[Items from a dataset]
-----
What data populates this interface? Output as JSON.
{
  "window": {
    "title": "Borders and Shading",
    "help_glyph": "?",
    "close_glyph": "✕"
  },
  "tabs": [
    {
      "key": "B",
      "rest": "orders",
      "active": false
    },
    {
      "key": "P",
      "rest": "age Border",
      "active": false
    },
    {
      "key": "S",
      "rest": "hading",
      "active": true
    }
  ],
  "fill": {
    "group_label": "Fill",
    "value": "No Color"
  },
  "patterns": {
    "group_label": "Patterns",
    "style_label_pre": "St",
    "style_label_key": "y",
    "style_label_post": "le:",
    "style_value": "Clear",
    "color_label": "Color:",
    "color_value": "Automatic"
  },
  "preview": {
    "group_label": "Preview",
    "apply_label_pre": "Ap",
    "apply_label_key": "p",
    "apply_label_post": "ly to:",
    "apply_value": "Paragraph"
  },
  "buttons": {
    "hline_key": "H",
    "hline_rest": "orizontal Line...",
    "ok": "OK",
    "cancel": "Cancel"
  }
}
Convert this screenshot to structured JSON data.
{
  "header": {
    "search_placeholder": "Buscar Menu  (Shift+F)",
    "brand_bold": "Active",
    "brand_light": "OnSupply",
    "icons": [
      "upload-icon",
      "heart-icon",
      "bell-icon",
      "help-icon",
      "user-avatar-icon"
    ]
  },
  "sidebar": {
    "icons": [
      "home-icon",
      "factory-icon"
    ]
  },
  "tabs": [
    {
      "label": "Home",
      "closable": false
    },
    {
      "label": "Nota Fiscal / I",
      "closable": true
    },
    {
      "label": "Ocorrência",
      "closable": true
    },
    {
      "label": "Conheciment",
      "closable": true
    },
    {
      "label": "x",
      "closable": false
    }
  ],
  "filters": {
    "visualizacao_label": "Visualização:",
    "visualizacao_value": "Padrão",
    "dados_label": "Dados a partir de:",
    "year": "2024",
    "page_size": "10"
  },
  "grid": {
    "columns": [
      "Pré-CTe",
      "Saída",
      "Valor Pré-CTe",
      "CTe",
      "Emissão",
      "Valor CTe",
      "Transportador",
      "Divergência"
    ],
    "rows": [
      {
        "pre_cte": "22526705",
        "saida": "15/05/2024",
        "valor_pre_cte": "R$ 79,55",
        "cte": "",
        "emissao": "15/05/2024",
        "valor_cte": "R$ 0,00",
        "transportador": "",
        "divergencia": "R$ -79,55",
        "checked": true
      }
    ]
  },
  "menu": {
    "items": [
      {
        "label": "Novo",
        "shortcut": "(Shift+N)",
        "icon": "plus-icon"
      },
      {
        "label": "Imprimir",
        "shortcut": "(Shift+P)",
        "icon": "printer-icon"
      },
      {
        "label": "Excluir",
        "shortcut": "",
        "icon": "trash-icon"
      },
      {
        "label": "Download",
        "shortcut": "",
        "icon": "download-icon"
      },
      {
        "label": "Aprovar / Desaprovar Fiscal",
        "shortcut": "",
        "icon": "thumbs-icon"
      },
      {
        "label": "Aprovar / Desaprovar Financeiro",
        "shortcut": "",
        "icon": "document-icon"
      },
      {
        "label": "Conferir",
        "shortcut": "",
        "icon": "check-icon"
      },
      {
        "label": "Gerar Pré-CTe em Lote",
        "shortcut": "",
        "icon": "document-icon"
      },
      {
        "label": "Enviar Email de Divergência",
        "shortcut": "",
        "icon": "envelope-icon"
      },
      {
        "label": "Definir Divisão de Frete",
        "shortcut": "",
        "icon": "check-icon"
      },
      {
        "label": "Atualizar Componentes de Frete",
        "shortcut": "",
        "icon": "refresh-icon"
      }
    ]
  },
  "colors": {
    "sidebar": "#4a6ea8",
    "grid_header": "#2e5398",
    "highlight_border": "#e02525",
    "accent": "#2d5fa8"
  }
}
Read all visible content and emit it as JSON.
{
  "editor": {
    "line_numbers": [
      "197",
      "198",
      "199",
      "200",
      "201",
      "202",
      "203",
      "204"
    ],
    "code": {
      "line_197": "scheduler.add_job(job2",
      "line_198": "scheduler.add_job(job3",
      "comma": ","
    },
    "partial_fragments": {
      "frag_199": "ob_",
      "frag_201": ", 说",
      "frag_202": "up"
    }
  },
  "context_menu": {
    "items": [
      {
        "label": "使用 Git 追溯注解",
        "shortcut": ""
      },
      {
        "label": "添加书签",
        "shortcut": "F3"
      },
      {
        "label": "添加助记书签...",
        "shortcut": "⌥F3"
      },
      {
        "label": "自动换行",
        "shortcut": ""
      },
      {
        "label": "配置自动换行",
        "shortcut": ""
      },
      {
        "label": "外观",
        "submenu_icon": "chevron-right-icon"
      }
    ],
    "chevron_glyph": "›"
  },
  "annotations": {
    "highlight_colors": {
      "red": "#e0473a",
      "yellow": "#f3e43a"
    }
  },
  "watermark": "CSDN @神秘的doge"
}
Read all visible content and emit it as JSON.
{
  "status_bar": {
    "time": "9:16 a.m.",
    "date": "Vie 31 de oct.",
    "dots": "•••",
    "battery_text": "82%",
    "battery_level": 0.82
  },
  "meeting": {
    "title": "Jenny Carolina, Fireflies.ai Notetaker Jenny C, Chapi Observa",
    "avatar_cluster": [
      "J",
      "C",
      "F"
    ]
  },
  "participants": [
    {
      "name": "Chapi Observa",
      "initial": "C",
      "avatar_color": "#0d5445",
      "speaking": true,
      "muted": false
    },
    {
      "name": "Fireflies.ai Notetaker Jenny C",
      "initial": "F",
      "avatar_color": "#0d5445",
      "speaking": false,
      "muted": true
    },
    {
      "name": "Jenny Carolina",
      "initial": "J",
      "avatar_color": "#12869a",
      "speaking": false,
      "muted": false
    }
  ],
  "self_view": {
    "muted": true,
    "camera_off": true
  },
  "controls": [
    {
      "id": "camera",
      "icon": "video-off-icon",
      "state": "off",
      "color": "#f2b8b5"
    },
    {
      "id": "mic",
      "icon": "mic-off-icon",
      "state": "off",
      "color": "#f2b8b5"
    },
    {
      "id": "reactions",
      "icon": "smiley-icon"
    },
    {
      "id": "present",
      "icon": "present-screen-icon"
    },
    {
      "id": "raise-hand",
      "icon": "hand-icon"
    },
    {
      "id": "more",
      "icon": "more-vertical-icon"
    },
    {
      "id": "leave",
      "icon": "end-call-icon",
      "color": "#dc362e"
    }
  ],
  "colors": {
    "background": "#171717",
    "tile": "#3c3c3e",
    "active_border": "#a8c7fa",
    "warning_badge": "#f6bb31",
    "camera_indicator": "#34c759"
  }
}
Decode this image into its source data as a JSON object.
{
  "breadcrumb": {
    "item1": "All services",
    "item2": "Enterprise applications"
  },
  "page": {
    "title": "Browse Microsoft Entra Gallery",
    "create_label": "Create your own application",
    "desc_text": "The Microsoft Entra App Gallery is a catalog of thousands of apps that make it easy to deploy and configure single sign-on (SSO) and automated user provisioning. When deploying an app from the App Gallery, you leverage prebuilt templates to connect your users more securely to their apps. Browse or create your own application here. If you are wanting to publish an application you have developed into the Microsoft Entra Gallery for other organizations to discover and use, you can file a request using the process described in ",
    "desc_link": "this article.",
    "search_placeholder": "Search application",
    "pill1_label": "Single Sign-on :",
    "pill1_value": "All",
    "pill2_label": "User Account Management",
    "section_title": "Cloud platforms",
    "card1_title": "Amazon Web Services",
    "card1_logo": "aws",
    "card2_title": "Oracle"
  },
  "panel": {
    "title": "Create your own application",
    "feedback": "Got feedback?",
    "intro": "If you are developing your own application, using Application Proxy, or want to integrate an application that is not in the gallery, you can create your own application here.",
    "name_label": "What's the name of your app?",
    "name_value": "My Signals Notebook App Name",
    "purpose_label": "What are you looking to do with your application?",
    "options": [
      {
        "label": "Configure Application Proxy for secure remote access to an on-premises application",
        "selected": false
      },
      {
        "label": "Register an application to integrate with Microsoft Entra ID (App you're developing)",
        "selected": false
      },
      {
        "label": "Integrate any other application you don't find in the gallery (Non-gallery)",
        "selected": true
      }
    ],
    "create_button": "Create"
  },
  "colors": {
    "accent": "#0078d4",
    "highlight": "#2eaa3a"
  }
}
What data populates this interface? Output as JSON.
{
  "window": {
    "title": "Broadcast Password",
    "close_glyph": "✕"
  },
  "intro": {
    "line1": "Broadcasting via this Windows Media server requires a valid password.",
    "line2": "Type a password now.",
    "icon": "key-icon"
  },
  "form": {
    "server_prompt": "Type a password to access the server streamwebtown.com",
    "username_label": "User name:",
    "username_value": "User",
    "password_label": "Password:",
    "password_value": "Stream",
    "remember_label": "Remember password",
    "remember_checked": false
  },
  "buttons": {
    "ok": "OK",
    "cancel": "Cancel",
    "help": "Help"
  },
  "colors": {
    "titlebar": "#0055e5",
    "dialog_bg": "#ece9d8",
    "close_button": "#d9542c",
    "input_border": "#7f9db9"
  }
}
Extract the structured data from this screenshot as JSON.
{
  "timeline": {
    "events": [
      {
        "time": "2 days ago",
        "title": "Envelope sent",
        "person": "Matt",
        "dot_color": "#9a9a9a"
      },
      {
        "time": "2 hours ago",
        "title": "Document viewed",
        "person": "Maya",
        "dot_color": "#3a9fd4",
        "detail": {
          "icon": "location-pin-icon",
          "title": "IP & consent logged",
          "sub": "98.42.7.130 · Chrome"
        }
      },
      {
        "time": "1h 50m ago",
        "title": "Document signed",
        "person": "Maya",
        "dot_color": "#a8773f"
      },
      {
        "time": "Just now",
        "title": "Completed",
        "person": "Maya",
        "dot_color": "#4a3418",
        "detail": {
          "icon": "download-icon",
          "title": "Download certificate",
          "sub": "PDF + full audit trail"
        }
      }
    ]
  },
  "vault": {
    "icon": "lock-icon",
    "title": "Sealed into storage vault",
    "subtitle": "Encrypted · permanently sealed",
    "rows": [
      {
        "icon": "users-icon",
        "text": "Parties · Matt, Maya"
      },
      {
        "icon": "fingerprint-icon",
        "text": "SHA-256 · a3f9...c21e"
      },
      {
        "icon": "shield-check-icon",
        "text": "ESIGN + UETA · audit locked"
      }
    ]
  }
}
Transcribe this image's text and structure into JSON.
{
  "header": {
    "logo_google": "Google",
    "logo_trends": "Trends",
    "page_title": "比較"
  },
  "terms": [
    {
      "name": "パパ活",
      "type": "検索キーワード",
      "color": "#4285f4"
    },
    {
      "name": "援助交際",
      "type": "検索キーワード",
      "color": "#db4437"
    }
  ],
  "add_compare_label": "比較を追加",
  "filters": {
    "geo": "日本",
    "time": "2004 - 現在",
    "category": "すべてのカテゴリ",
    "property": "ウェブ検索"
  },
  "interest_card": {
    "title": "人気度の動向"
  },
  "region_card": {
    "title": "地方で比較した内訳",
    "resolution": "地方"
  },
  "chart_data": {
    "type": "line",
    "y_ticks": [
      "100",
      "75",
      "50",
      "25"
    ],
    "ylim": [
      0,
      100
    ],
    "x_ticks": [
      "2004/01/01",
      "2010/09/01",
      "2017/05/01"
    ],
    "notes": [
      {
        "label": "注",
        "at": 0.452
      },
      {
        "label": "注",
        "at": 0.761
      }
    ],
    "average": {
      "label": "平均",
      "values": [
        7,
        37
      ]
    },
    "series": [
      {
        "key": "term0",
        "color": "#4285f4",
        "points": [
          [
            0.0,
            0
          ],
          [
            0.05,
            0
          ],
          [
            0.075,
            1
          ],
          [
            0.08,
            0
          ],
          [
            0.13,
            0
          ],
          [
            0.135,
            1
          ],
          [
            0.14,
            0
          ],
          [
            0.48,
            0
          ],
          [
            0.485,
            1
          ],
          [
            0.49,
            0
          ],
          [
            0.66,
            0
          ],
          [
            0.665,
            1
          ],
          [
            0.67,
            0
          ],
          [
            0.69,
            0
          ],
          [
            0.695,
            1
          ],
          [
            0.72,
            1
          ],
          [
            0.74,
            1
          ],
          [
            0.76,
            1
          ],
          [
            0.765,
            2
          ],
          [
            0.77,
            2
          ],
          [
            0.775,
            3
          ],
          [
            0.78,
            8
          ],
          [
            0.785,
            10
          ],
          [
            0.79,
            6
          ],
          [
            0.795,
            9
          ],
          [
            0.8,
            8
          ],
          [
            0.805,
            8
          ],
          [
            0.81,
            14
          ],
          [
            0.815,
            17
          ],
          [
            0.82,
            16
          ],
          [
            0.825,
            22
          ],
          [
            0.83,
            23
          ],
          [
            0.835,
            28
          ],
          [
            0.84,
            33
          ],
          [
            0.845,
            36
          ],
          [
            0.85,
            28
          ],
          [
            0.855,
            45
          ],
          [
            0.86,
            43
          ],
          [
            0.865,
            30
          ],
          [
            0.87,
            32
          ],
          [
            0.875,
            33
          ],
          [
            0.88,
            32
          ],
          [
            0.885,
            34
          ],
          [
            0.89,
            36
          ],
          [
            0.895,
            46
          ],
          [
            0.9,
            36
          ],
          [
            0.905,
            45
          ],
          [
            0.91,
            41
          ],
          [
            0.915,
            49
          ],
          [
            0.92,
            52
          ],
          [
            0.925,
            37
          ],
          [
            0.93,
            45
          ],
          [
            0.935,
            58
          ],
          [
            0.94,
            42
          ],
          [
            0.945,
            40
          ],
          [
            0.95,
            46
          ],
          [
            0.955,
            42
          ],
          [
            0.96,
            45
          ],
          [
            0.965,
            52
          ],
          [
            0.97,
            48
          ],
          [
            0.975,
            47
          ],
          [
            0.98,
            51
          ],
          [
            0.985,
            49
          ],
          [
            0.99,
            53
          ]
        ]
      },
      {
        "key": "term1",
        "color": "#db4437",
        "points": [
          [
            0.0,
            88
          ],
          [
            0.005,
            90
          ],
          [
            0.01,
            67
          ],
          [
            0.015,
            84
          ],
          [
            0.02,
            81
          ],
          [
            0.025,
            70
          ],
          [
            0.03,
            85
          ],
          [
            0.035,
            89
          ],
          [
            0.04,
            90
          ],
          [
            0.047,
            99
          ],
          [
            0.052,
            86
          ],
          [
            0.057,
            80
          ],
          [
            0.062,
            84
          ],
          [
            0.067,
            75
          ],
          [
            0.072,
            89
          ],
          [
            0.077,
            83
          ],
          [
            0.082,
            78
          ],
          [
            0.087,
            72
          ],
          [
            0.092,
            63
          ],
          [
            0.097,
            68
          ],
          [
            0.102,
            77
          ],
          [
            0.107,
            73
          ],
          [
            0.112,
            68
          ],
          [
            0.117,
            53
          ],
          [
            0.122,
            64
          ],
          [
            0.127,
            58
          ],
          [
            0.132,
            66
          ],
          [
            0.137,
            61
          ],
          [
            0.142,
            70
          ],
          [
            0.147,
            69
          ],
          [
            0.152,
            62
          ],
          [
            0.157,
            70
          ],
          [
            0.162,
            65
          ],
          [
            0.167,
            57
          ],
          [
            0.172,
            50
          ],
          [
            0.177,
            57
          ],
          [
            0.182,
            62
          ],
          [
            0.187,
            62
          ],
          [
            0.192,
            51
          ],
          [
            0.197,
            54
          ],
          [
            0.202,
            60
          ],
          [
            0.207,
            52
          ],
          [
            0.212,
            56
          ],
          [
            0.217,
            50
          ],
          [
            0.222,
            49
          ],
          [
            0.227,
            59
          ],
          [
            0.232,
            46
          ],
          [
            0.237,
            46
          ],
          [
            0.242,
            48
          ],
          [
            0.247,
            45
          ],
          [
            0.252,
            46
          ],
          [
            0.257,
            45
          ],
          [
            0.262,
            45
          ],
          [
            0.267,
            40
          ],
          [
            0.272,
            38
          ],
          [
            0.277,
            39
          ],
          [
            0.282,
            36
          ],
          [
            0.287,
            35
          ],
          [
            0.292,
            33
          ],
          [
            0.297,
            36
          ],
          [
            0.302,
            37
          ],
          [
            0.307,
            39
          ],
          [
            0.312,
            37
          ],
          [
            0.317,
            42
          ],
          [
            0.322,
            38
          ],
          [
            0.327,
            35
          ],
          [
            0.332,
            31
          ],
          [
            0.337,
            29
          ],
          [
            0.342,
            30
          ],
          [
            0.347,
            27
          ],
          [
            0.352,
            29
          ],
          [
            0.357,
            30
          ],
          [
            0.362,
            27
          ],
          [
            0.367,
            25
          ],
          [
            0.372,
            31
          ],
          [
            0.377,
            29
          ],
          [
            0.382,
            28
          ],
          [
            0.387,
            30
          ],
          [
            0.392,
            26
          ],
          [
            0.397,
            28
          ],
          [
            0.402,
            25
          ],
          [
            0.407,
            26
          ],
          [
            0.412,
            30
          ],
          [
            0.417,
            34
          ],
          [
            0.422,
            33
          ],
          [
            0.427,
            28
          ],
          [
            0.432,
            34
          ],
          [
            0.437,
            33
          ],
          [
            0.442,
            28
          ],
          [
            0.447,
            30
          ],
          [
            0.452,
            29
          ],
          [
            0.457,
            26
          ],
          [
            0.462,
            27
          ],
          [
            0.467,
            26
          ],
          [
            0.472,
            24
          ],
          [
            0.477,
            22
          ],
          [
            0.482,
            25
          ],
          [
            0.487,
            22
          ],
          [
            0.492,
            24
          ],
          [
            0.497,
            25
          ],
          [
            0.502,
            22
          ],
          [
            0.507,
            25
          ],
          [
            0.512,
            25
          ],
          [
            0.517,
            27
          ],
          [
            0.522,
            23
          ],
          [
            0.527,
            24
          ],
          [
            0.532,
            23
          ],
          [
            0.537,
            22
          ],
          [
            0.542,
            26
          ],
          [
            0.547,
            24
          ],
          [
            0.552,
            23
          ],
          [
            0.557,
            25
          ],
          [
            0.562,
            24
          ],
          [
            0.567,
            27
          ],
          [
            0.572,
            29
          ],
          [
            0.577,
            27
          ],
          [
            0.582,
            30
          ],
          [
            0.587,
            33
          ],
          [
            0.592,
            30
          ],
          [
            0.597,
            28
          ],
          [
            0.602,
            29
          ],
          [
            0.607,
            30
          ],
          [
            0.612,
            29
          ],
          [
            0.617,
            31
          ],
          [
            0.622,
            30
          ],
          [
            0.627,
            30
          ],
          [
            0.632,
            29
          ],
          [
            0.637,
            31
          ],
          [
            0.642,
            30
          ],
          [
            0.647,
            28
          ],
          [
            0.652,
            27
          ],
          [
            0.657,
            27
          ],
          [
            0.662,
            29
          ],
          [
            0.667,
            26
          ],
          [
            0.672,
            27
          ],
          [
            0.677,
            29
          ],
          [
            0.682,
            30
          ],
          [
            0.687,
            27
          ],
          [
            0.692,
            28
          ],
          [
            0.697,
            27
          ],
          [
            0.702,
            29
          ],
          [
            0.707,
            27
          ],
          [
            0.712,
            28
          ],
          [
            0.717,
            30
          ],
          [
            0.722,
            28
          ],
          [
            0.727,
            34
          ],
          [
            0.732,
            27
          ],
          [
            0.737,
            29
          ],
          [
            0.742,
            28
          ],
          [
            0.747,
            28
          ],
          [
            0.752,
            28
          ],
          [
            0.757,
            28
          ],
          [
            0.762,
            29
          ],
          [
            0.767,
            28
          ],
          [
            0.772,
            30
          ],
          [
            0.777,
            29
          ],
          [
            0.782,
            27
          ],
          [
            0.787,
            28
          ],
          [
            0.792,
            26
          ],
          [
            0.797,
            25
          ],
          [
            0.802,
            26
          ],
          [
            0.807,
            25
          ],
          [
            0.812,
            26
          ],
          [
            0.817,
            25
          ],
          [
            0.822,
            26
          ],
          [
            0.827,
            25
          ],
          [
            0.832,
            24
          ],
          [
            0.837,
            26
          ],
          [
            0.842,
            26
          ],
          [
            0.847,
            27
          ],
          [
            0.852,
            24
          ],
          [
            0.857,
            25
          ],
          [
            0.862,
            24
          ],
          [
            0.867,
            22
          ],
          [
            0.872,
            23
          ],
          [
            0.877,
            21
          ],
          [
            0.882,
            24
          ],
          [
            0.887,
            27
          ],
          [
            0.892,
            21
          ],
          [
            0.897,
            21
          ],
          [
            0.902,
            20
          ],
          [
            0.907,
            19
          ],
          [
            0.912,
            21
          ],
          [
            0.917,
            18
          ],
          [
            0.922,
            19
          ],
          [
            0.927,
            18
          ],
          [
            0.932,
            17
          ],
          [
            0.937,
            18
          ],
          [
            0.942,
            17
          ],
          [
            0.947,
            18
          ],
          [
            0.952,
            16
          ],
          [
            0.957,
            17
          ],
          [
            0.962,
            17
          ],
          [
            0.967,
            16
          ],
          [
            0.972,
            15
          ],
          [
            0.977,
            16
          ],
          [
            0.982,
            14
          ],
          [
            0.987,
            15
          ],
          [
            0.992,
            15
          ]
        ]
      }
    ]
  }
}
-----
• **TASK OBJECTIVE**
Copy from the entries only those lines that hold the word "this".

• **EXERCISE OUTPUT**
What data populates this interface? Output as JSON.
Convert this screenshot to structured JSON data.
Decode this image into its source data as a JSON object.
    "desc_link": "this article.",
What data populates this interface? Output as JSON.
    "line1": "Broadcasting via this Windows Media server requires a valid password.",
Extract the structured data from this screenshot as JSON.
Transcribe this image's text and structure into JSON.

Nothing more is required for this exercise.